As an aside, this was one of the great draws that brought my co-founder and I together. It was clear from working with her that she valued an equal thought partner. She wanted someone who would challenge her on business and product direction. And I encourage her to challenge me about the analysis and benefits of my decisions on our technical stack.
Follow your feelings
As a co-founder or early stage employee, you’re going to be putting in a lot of time with your fellow founder(s). Having a framework and spending time with the team as I’ve outlined helps. But it’s also important to do a gut check and see how you feel working for a startup and with your potential partners.
One of the opportunities I pursued was with someone I had enjoyed working with in the past. We were excited about the area the company was tackling and both of us wanted to explore working together again. But as we took some time and started to work together again, I realized the startup environment was different. Personality traits that previously were minor quirks were amplified to major irritations when we were working in small, close quarters. On multiple occasions I felt belittled and ignored, and I realized how different our relationship would be in this environment. While things looked good on paper, the experience left me feeling sad and frustrated. Despite the good personal connection, I followed my feelings to explore different options.
Evaluate from the head
Because I was looking at early companies, there were a lot of unknowns and a lot of risk. It was just as easy to fall in love with an opportunity as it was to find holes. Working with the team and monitoring my feelings helped, but it still left me with doubts about the move.
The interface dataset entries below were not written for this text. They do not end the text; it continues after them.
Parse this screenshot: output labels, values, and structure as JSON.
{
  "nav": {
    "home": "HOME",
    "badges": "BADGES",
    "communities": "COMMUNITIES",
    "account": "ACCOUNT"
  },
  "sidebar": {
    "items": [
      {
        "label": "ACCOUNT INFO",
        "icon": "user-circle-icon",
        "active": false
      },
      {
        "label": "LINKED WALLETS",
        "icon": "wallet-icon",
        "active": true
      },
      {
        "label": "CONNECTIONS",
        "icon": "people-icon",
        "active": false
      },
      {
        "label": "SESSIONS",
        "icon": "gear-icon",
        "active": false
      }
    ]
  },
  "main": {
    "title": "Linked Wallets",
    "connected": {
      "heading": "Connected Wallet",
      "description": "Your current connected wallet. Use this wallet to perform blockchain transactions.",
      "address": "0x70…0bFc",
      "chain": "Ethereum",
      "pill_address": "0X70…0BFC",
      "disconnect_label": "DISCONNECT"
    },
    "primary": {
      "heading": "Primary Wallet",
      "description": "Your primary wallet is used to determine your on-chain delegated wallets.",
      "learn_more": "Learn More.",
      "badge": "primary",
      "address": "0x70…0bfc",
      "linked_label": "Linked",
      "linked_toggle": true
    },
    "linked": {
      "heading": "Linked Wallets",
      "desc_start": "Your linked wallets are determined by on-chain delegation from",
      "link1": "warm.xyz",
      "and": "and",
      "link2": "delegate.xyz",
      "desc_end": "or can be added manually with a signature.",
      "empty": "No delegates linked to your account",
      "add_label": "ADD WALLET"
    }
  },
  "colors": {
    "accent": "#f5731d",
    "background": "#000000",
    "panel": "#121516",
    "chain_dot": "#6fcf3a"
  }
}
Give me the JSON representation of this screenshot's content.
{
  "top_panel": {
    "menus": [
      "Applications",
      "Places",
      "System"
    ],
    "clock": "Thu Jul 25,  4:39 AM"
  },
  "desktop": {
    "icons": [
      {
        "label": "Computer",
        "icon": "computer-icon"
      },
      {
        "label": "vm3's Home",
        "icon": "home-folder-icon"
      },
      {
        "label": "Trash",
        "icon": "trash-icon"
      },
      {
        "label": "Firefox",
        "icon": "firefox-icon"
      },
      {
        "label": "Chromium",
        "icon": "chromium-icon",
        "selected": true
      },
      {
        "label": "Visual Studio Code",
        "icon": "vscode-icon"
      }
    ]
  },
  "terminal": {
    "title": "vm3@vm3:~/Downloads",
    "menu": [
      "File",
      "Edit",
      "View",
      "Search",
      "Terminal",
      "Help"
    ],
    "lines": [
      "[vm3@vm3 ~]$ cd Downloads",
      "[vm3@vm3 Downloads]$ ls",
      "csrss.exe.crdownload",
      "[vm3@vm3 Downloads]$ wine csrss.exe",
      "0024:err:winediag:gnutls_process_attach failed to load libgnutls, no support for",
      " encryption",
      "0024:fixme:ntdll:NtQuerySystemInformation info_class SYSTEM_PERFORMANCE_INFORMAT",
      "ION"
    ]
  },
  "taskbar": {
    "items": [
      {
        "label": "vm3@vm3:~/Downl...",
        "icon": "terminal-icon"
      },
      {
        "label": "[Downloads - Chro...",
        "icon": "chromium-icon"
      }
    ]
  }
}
I decided to follow a technique that one of my previous managers uses in helping guide difficult decisions which he calls “what do you have to believe.” You make a list of statements that you would need to believe in order for you to say “yes” to a decision. Then you find ways to prove or disprove them. I did that to help me narrow a few opportunities, reminding myself that “none of the above” was also a valid choice. For each statement, I then thought about ways that I could test them to believe. For example, in one case, one of my statements was “We can find a secret sauce to differentiate the business.” I decided to do a brainstorming session to list different ideas and understand how we would test them. This allowed me to see whether there was a rich list of items and opportunities, or whether we were stuck before I started.
Take a leap of faith
When all is said and done, you can over-analyze an opportunity to death. Despite the fast pace of a startup environment, I was grateful that everyone I talked with gave me time to explore. After all, they were taking a big step bringing on a co-founder and needed to run through their own evaluation with me!
If you find you’re compatible with your co-founder(s), and find in your heart and in your head that this opportunity will give you what you’re looking for, take that leap of faith and pull the trigger.
You may never be 100% sure that this is the right move for you. But if you find that you are compatible with your co-founder(s), if you’ve worked with them and find in your heart and in your head that this opportunity will give you what you’re looking for, if you’ve done the financial analysis and have the support of your loved ones, then by all means take that leap of faith and pull the trigger.
My LegUp journey is still unfolding. I don’t know if we’ll make it or how things will work moving forward. But I am enjoying the ride with my co-founder and others involved. Onwards and upwards!